Have you ever had a situation where verbalizing something out loud makes the absurdity of it apparent? One of those epiphany moments recently occurred after a several second attempt to explain the process of a particular hospital’s medical billing cycle. A flow chart describing the sequence would have looked like a busted football play. Though it may have required more th a simple chalk board to graph. As the explanation went on, what the billing firm was putting this hospital’s patient balances through seemed almost uncomfortable for the administrative staff to describe.
I hope you have a fresh cup of coffee, and nothing else on your mind, as I try to retrace this process as it was explained to me. Here goes…
The journey starts out with a five-tiered series of letters. Each tier taking one month to complete, and the letters of each tier supposedly more effective than the previous. If at any time, after the first two months are complete, a patient pays any portion of their bill, the cycle begins over for them starting at tier three.
Let the Medical Billing Loop Begin!
So if someone pays some money during the first 60 days, the process continues on through the remaining three months. But if at any time during that final three month period a payment is made, the cycle of letters goes back to the beginning of the third tier, and starts the final three months all over again.

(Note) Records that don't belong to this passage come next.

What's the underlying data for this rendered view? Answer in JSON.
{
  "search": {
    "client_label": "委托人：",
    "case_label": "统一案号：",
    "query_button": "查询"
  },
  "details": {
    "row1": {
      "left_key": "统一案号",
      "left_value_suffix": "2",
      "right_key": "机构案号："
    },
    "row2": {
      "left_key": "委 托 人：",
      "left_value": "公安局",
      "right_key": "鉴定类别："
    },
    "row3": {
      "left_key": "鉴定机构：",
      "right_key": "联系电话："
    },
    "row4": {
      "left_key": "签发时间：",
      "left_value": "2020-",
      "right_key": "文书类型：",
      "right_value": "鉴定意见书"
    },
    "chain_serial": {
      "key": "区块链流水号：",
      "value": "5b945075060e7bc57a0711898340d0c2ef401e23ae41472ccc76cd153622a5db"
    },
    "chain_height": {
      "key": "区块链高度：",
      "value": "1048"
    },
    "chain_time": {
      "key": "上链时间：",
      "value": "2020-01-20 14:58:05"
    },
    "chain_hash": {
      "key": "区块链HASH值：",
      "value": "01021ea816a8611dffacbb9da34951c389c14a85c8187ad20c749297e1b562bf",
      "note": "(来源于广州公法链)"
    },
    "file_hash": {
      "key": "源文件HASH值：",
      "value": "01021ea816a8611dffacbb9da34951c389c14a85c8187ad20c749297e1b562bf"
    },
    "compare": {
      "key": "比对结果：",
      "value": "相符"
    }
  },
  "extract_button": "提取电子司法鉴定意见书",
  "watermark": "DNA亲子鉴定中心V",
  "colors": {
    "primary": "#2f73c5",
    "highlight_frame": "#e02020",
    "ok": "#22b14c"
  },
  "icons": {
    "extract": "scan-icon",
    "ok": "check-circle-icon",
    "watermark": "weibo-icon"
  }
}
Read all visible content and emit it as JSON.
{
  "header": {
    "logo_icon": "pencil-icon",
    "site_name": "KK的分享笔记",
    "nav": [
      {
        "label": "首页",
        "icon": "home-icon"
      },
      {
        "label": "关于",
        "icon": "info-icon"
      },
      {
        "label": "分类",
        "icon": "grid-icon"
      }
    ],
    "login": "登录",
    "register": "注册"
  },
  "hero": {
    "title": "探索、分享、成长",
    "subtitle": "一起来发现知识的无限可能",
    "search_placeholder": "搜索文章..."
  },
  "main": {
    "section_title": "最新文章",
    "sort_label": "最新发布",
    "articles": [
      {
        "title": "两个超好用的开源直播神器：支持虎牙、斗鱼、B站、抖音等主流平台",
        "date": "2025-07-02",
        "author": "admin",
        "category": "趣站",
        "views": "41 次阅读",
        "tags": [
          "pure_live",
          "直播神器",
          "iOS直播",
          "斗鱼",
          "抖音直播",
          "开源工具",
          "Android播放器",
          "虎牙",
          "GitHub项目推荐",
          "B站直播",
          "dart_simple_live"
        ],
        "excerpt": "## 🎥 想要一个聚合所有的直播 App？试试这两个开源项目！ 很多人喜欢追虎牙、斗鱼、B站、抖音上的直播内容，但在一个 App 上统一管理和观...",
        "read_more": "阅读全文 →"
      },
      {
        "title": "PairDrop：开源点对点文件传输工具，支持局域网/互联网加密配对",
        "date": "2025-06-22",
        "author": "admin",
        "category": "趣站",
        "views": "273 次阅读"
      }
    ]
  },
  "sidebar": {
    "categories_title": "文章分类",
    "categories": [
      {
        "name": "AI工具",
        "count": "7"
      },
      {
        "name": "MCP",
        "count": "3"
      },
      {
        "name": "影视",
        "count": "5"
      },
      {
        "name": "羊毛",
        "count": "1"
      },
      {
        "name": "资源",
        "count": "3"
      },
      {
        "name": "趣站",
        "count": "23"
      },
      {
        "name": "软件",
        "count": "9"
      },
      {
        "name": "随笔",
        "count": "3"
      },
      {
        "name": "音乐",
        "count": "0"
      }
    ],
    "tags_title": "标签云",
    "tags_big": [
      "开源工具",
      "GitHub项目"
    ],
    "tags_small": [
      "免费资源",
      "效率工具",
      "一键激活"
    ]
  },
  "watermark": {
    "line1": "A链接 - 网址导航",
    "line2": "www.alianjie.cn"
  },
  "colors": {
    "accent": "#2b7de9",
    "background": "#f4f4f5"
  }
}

This ma-capped parade of stationary expenditure continues on for as many as three revolutions of this final three-month wash cycle. Effectively, patient balances are held in a quasi-infinite-loop state for up to 14 months (if I understand right – I ran out of grey matter trying to follow all this) and are only then relented to a more proper form of patient balance recovery.
But the good news is that not evn the hospital truly understood what their billing company – hired to serve them – was actually doing. Huh. Wonder why anyone would convolute something so much so, that their paying customer couldn’t fully understand it.
One thing was clear: The ancient Chinese proverb about doing the same thing over and over again, somehow expecting a different result, was the one ringing reality I wlked away with as I grappled to understand why anyone would advocate such a morass as beneficial to a hospital.
Okay. A little reality here. According to the 2008 study entitled The ‘Retailish’ Future of Patient Collections ¹, the ‘collectability’ of patient balances drops almost linearly from 80% at the 30-day delinquency mark, down to 20% when accounts become more than 200 days delinquent. So keeping uncollected patient balances in a holding pattern hurts recovery rates drastically. The report then follows with this ominous statement, “The collection rates in Figure2 are 2003 averages. In other words, these rates reflect a pre-consumer directed health plans state of affairs. With the onset of CDHPs and other higher-deductible plans, it can be safely assumed that the collection rates depicted will plummet…“. Their ‘safe to assume’ has become a reality.
Medical Billing ‘Holding Patterns’ Hurt Revenue
So why is this important? The simple truth is, when you turn patient balances over to a professional medical collections firm, you get far more effective results – in terms of collections – than you do from standard medical billing (no matter how many times billing is repeated). Unpaid balances and deductibles should be relinquished to a professional collections firm at a reasonable point in the billing cycle – say 90 days after initial billing. To do otherwise only hurts your hospital’s recovery rate on this revenue. There are real distinctions in resources used by billing companies, from those utilized in professional medical collection agencies.
And what are some of those differences? Skip tracing. Real skip tracing assures you have the most accurate contact information for patients. There are several levels of skip tracing, and many medical billing agencies use inexpensive or no true skip tracing at all. Phone calls. Phone calls are three-times more effective than letters in recovering a debt. Attorney written letters. When a medical collections agency utilizes an attorney written letter to motivate patients, it is very effective (and can be very inexpensive, when done properly).
Now let’s enter the realm of 21st Century medical collections. This includes instructing all patients to pay your hospital directly, as communicated through the collection agency’s letters and phone calls. And ensure the availability of payment plans (designed by the hospital) as standard practice for patients who want to make arrangements. It’s amazing the number of medical collection agencies who don’t allow for the simple compassion of a payment plan, once patients are in collections. And one other improvement: move credit reporting to the end of the collections process. Make it the final step, an imminent motivating potential for patients, rather than using the common practice of reporting balances immediately upon patients entering the collection phase.
You can have all these things for considerably less than most billing companies charge. At least as it relates to the infinite-billing-loop depicted above.
And, oh by the way, these practices recover far more of your patient balances and deductibles than just letting medical billing drone on and on.
Are you in a medical billing cycle infinite loop? Do you even know if you are?
More importantly, are you willing to enter the 21st Century when it comes to this portion of your revenue cycle?
¹ Gillen R. The ‘retailish’ future of patient collections: Excerpted profile of A-Claim. Celent.